INFORMATION:
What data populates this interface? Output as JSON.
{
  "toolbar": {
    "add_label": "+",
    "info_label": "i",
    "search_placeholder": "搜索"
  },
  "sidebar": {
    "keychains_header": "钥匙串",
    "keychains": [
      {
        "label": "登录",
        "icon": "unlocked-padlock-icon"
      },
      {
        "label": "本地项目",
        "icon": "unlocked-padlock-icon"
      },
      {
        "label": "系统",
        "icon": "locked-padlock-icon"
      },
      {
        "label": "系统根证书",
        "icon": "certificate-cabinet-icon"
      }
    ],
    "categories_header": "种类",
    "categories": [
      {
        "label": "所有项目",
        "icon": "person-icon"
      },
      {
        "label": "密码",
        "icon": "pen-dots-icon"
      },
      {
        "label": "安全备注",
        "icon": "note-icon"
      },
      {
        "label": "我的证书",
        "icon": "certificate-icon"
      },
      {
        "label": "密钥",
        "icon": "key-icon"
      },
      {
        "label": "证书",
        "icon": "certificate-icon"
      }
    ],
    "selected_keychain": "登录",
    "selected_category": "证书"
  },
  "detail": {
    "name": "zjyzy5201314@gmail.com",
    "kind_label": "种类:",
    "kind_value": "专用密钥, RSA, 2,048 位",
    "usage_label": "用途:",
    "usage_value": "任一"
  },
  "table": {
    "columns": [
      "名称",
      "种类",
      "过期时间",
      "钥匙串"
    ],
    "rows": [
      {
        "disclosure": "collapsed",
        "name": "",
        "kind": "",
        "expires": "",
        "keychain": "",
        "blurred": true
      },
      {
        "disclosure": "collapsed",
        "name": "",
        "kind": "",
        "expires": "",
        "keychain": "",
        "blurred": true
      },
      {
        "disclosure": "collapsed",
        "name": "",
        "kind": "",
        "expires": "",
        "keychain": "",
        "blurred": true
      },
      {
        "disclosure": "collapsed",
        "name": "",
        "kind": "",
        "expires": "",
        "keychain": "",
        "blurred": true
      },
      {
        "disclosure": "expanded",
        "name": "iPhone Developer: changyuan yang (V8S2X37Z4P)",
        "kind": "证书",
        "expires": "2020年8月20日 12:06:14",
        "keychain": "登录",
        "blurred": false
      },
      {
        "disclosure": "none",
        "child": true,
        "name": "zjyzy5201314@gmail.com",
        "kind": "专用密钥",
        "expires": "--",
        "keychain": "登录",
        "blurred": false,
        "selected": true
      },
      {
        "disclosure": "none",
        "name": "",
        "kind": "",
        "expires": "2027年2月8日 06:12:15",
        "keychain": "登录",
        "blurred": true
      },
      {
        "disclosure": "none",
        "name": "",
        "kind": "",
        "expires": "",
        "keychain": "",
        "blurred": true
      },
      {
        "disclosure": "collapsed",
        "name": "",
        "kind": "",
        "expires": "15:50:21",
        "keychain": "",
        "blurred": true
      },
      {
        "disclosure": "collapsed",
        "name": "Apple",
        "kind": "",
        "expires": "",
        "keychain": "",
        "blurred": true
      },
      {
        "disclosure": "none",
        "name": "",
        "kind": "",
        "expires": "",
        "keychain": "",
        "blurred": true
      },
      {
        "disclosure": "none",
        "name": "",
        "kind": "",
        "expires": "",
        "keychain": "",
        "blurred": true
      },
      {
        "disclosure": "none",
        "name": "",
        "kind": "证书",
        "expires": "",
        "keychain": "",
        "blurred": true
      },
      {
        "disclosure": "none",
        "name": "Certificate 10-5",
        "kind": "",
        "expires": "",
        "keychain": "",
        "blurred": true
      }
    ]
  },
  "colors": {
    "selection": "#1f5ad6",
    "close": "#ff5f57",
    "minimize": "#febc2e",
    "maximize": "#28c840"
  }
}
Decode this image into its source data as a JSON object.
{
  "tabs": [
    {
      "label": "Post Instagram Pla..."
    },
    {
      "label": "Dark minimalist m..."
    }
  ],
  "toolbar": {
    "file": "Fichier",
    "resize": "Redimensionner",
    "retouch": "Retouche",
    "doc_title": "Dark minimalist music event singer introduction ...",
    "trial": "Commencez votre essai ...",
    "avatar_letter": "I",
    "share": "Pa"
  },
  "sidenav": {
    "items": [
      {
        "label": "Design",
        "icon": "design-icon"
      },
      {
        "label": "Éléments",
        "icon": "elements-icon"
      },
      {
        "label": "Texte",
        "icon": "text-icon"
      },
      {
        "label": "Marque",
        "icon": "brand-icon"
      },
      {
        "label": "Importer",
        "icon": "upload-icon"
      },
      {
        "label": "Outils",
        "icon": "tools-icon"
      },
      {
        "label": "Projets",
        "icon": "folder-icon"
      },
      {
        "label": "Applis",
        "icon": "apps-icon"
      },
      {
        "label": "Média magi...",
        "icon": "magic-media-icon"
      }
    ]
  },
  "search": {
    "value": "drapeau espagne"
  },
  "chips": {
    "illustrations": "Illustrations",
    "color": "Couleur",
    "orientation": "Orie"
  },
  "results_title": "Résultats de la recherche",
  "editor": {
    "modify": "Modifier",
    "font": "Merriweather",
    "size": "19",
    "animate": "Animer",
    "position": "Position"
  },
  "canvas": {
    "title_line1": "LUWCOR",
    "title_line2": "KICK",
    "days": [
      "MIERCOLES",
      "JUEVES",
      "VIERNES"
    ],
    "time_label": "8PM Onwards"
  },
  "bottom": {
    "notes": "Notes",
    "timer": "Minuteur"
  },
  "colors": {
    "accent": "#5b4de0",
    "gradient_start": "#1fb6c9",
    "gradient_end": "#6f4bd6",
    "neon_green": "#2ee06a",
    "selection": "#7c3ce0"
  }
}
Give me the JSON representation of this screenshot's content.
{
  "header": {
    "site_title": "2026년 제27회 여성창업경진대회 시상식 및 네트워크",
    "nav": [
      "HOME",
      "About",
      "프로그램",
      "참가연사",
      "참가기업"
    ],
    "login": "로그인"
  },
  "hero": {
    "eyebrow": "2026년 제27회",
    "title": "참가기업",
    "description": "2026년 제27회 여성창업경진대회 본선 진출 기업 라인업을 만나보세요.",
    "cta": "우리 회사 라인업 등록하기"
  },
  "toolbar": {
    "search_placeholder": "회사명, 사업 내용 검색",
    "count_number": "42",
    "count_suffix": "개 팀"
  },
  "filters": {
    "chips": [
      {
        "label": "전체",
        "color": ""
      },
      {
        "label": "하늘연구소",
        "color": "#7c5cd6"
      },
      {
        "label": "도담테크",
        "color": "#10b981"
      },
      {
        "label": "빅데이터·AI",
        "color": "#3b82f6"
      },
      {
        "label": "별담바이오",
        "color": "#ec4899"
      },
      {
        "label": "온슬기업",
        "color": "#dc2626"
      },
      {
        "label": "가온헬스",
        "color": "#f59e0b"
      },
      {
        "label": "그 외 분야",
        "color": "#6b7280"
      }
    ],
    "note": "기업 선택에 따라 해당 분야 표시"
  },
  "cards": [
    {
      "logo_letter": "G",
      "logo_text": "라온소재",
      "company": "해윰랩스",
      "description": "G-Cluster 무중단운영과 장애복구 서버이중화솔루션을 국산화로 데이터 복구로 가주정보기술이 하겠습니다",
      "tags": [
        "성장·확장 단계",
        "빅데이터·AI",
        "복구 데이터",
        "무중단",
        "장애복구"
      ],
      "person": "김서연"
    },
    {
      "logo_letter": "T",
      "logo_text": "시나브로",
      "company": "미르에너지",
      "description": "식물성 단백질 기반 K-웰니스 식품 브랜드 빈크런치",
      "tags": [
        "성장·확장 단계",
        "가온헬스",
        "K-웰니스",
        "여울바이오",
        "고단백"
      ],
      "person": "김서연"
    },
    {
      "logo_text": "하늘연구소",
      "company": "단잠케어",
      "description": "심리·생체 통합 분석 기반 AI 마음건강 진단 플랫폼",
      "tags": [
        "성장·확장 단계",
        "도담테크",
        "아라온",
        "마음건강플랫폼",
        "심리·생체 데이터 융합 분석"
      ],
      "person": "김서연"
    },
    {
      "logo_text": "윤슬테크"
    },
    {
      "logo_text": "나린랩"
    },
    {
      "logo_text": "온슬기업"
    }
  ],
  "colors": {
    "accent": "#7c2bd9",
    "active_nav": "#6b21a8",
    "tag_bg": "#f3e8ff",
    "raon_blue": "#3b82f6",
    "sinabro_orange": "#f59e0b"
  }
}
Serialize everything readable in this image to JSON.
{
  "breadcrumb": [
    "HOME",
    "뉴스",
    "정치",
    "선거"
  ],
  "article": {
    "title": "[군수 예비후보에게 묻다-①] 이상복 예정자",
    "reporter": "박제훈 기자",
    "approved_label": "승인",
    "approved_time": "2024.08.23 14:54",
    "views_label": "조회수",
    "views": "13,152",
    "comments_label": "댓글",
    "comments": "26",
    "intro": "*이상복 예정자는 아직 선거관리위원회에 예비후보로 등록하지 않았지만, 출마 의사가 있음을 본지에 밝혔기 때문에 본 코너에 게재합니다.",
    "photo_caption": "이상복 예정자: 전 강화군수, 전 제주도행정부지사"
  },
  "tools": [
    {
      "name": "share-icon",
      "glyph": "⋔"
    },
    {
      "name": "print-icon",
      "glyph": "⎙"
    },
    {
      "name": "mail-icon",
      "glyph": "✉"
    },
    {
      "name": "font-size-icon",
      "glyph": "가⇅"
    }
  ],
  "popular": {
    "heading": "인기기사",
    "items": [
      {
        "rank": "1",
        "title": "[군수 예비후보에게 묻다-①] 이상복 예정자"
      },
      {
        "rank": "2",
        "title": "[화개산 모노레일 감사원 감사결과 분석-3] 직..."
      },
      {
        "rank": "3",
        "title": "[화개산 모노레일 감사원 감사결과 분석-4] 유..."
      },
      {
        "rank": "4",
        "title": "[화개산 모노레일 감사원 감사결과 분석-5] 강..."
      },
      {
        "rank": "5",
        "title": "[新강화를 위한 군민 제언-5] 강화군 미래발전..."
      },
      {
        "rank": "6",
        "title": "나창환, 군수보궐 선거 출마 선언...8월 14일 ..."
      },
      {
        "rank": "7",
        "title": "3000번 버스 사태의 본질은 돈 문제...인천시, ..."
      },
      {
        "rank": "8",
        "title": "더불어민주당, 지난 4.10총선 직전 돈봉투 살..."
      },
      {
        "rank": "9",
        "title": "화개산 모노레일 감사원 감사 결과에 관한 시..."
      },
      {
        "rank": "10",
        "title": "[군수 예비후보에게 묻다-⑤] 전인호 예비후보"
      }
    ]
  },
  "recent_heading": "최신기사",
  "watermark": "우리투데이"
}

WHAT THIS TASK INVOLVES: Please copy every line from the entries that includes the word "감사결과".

REPLY:
        "title": "[화개산 모노레일 감사원 감사결과 분석-3] 직..."
        "title": "[화개산 모노레일 감사원 감사결과 분석-4] 유..."
        "title": "[화개산 모노레일 감사원 감사결과 분석-5] 강..."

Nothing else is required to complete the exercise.